Challenges and Approaches to Inductively Powering Integrated Passive Single-Chip RFID/Sensor Systems
Prof. L. Richard Carley, LRC@cmu.edu
Electrical & Computer Engineering Department
Carnegie Mellon University
Pittsburg, PA, USA
The design of fully integrated RFID/Sensor Systems, ones in which the antenna, the RFID circuitry, and the sensor circuitry are all fabricated on the same integrated circuit substrate, is challenging because the small size of the antenna and its proximity to a resistive ground plane (the integrated circuit substrate) both decrease the RF energy that can be harvested to operate the passive sensor system. This presentation will present simplifying approximations in order to develop basic equations framing the challenges faced by fully integrated RFID/sensor systems in terms of harvesting energy posed by the size and geometry of the antenna and its proximity to the conductive silicon substrate. These near-field equations will be validated for a practical design example with electromagnetic field simulations and strategies for improving energy harvesting performance will be discussed. Finally, the presentation will examine the challenging issue of matching the antenna to the on-chip electronics and efficiently converting it to a voltage that can power on-chip circuitry. The presentation will end with a brief discussion of some potential applications of this new technology.
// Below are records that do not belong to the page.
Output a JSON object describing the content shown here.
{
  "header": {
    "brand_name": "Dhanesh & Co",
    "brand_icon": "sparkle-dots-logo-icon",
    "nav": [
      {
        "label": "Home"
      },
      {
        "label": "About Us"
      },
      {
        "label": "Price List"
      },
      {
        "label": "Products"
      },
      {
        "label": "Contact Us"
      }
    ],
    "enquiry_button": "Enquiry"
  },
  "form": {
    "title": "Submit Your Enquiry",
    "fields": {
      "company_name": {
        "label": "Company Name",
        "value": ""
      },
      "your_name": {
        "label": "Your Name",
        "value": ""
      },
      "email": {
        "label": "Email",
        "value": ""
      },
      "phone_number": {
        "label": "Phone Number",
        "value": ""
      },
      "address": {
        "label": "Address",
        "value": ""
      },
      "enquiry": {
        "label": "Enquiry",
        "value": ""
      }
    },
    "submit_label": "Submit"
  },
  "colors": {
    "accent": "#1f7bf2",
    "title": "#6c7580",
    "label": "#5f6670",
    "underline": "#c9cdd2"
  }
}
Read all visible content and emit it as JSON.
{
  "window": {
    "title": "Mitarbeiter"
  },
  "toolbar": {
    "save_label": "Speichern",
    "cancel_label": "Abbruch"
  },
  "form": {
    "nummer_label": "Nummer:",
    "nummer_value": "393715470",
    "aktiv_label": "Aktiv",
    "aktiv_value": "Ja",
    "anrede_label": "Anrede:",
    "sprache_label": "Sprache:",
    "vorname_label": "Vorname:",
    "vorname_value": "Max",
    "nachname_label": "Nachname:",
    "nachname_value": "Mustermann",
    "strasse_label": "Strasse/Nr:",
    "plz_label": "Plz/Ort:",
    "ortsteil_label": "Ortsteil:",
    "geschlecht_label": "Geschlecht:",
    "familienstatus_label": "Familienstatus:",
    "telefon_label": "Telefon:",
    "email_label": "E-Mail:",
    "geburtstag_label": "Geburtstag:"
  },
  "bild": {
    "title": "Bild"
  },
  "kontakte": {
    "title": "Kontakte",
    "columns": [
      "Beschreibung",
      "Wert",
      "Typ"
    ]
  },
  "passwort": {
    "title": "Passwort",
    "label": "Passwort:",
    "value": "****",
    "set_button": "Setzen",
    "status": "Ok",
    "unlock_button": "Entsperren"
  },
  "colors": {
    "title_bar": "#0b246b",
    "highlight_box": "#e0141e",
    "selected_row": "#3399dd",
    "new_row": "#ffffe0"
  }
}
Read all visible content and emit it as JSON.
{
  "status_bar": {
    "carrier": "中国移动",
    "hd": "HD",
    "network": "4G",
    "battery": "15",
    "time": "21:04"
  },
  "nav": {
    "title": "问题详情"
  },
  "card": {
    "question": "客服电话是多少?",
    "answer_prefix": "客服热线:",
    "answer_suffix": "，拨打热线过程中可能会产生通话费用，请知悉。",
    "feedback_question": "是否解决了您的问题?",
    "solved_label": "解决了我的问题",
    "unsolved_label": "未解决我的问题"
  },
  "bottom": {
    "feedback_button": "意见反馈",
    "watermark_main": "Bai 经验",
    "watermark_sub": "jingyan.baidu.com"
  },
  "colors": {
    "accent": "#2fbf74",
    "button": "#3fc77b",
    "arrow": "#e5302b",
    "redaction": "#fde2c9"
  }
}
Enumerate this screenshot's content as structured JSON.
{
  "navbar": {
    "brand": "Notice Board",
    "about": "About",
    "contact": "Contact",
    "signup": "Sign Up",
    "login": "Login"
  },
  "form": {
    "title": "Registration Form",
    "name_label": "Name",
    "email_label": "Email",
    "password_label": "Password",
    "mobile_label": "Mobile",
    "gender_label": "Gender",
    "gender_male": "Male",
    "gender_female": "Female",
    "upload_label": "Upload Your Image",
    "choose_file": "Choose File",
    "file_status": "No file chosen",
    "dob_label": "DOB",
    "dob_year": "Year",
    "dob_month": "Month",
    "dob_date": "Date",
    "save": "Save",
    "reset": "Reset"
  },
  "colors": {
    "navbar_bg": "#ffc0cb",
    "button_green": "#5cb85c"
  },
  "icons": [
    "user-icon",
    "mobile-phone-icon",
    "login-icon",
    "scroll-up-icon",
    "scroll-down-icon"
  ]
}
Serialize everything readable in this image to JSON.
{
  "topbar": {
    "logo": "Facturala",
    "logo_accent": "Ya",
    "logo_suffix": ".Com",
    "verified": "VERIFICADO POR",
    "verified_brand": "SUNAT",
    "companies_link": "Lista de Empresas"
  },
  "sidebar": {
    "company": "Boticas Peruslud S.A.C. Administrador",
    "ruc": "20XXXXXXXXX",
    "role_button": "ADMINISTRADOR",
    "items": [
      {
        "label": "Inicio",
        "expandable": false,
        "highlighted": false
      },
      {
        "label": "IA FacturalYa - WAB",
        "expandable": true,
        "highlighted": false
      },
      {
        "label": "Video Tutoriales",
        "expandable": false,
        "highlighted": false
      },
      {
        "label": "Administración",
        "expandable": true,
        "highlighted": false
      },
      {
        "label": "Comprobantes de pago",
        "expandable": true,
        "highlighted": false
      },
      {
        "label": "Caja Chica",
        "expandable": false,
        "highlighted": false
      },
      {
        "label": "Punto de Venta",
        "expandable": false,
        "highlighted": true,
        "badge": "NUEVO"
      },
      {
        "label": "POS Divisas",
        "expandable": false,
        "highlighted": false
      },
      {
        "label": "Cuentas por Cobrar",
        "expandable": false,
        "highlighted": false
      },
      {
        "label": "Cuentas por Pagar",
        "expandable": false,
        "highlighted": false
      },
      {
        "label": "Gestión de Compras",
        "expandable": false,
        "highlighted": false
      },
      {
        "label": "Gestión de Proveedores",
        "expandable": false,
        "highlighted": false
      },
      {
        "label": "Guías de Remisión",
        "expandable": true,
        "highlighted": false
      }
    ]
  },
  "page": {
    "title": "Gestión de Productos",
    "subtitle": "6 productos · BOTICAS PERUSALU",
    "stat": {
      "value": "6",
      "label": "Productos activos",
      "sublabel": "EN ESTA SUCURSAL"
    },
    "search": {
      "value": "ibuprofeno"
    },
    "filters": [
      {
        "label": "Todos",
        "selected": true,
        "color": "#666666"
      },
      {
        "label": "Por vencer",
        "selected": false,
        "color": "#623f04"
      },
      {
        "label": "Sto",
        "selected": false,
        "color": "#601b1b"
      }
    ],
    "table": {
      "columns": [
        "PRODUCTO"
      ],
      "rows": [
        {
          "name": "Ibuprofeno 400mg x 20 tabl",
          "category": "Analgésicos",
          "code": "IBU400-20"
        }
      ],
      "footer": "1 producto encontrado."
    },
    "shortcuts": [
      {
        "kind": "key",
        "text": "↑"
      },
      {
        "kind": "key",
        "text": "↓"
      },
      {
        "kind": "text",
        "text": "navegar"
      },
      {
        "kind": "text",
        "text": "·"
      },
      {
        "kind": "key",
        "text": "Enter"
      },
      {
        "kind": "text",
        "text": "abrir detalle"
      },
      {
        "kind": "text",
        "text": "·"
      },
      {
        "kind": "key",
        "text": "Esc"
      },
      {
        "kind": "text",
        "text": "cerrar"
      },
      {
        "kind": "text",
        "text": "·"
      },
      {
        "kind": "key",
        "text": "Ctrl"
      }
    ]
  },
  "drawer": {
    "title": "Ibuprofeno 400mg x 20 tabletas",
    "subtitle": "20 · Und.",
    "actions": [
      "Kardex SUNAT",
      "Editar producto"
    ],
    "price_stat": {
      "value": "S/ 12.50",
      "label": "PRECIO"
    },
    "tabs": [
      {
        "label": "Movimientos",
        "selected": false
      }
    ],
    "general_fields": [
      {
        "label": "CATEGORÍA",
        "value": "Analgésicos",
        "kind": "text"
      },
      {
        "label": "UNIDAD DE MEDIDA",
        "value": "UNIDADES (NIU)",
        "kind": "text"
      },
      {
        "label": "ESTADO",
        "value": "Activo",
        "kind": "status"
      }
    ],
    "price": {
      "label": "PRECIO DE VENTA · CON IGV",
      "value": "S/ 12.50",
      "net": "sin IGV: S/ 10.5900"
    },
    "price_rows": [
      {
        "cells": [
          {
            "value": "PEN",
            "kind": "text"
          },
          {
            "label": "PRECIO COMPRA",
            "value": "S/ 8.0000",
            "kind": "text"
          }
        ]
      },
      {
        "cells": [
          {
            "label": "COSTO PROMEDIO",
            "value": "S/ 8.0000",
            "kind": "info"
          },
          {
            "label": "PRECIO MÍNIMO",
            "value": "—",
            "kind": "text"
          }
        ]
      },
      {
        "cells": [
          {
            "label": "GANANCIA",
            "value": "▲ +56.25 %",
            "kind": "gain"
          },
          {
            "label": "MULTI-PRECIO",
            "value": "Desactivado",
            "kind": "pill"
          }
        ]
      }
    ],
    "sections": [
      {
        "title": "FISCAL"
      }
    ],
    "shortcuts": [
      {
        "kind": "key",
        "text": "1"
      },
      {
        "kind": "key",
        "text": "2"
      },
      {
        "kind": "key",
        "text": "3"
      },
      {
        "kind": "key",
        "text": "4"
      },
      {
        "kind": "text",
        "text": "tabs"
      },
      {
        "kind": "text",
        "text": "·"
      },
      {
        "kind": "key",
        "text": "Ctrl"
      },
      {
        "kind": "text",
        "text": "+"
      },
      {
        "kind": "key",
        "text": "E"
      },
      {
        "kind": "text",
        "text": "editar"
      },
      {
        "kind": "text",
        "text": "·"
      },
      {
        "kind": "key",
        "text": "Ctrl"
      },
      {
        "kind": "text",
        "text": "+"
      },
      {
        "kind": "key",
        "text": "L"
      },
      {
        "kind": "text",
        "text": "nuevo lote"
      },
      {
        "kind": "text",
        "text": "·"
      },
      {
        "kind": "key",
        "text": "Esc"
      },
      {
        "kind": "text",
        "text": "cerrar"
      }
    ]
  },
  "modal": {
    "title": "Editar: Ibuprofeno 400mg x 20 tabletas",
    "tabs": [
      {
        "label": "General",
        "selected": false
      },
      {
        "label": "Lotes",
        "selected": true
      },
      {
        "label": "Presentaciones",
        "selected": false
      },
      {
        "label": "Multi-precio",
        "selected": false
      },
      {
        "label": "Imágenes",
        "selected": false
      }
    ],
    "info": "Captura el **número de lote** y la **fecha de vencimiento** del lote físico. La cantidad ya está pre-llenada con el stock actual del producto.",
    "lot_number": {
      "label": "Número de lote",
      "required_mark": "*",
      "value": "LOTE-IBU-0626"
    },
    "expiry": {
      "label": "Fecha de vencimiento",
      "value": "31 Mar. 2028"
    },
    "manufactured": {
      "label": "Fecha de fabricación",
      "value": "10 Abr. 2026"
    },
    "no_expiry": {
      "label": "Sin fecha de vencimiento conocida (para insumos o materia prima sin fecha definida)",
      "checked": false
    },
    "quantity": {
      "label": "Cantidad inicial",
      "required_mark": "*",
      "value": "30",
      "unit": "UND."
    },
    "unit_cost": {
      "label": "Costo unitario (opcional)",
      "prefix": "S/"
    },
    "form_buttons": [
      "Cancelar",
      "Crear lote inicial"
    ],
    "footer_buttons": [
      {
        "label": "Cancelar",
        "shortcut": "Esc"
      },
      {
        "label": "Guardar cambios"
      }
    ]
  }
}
Richard Carley (S’74-M’84-SM’90-F’97) received an S.B. in 1976, an M.S. in 1978, and a Ph.D. in 1984, all from the Massachusetts Institute of Technology. He joined the Electrical and Computer Engineering Department at Carnegie Mellon University (CMU) in Pittsburgh Pennsylvania in 1984, and in March 2001, he became the STMicroelectronics Professor of Engineering at CMU. Dr. Carley’s research interests include analog and RF integrated circuit design in deeply scaled CMOS technologies, and novel micro-electro-mechanical and nano-electro-mechanical device design and fabrication. For the past several years, Dr. Carley has studied the design of efficient RF energy harvesting devices in sub-millimeter RFID scenarios. Dr. Carley has been granted 24 patents, authored or co-authored over 200 technical papers, and authored or co-authored over 20 books and/or book chapters. He has won numerous awards including Best Technical Paper Awards at both the 1987 and the 2002 Design Automation Conference (DAC), a “Most Influential Paper” award from DAC, and the “Best Panel Session” award at ISSCC in 1993. In 1997, Dr. Carley co-founded the analog electronic design automation startup, Neolinear, which was acquired by Cadence in 2004. Dr. Carley has served on various conference program committees (e.g., CICC, ISLPED, and TMRC), was Associate Editor of IEEE Transactions on Circuits and Systems from 1993-1996, and was the General Chairman for RFID-TA 2016 in Shunde, China. Dr. Carley is currently a Distinguished Lecturer for the IEEE Council on RFID.
Date: Wednesday, May 10, 2017, 5:30 PM
Meeting Room B
Tempe Public Library
3500 S. Rural Road, Tempe, AZ 85282
(S-W corner of Rural & Southern Ave.)
Agenda: 5:30–6:00 PM: Networking & Refreshments,
6:00–7:00 PM: Presentation,
7:00 – 7:30 PM Questions & Answers
(Snacks and Soda will be provided by the IEEE Phoenix Section, CPMT Society Chapter)
IEEE members and non-members are all welcome to attend. The presentation promptly starts at 6:00 PM.
For more information, please contact any of the following CPMT officers:
Vasu Atluri (480) 227-8411 Rao Bonda (480) 786-7749 David Dougherty (480) 413-6923
Vivek Gupta (480) 734-0266 Marc Licciardi (650) 996-0478 Bharat Penmecha (480) 552-2511
Mahesh Shah (480) 544-9438
PLEASE NOTE CHANGE OF LOCATION TO TEMPE PUBLIC LIBRARY